HOW TO SURVIVE AND SUCCEED AS A SENCO IN THE PRIMARY SCHOOL. By Veronica Birkett pound;9.95. LDA, tel: 01945 463441.
THE SEN COORDINATOR'S FILE, Series 2, Issues 456 pfp publishing ltd pound;49.50
THE SENCO AS TEACHER AND MANAGER. A guide for practitioners and trainers. By Frances Jones, Kevin Jones and Christine Szwed. David Fulton pound;15
The revised SEN Code of Practice is due to be introduced into schools in September. How to Survive and Succeed as a SENCO in the Primary School makes an onerous role appear almost manageable and will be particularly helpful for new SENCOs.
It is concerned mainly with identifying children with SEN, liaising with parents and managing provision. There are photocopiable resources and training materials to support in-service training. The draft Code highlights the role of parents and gives an increased voice to children; the book offers SENCOs practical frameworks for meeting these changes.
Victoria Birkett clearly has much experience with schools and teachers; her advice is practical and is expressed in an accessible, jargon-free style.
SENCOs not only have to be aware of canges in legislation, but knowledgeable about teaching and learning (both in terms of special needs and mainstream initiatives) and resourcing. They also have to keep up with government initiatives and constantly developing research; and liaise with external agencies. The SEN Coordinator's File is designed to meet these needs, with regular articles by practitioners on management, administration, curriculum, research, and resources, support services and specialist knowledge. There are also references to further reading and materials, including websites. Subscribers receive the content on CD-Rom once a year.
The SENCO as Teacher and Manager offers a more detailed discussion of the SENCO's role and the changing perceptions of SEN in schools, many of which underlie the new Code.

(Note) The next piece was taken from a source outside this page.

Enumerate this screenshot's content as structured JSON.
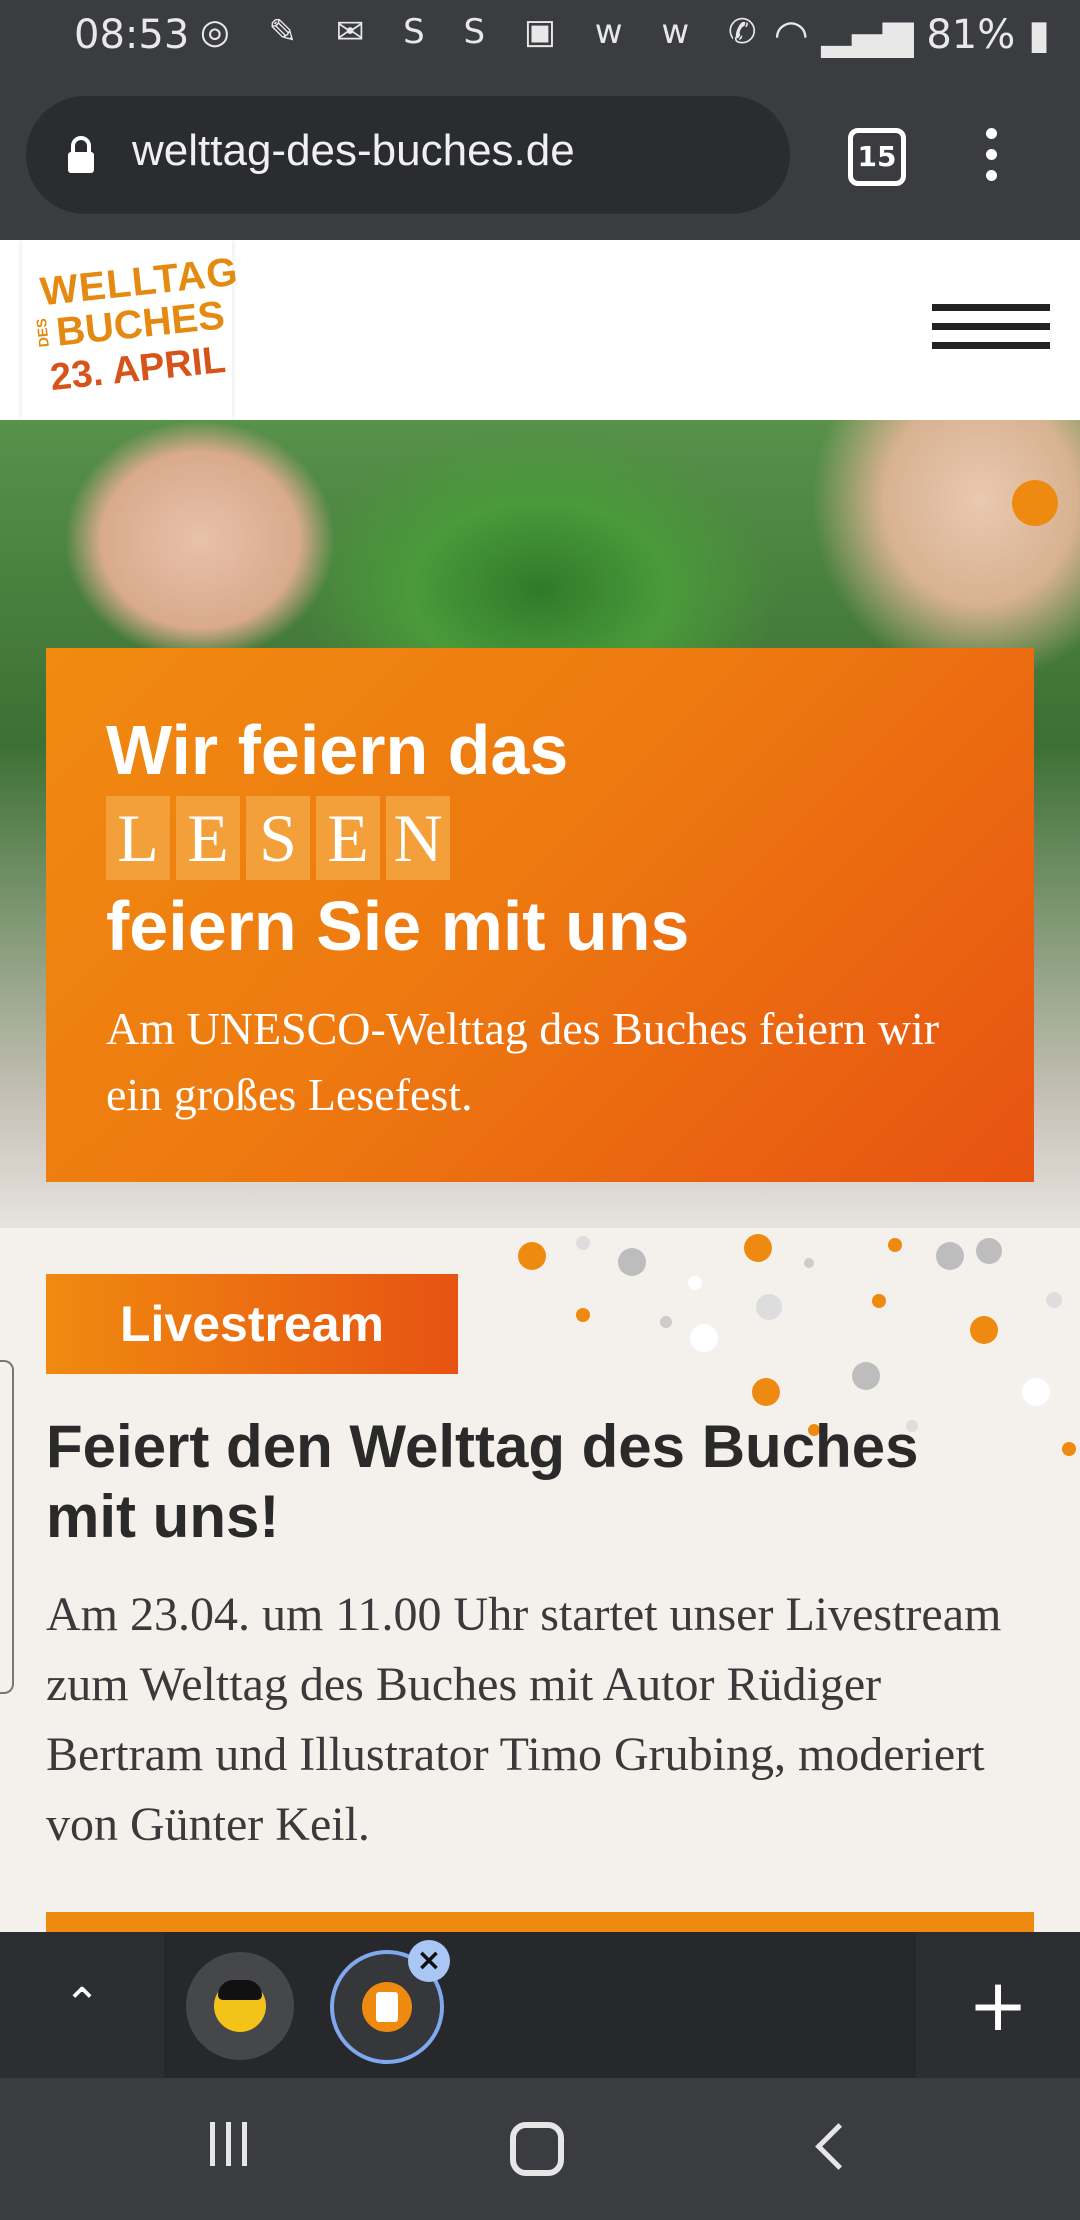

There is an emphasis on the management of learning, including writing individual education plans, target-setting, the literacy hour and working with learning support assistants. It will interest those engaged in training and experienced SENCOs.
Olivia O'Sullivan is assistant director, Centre for Language in Primary Education, London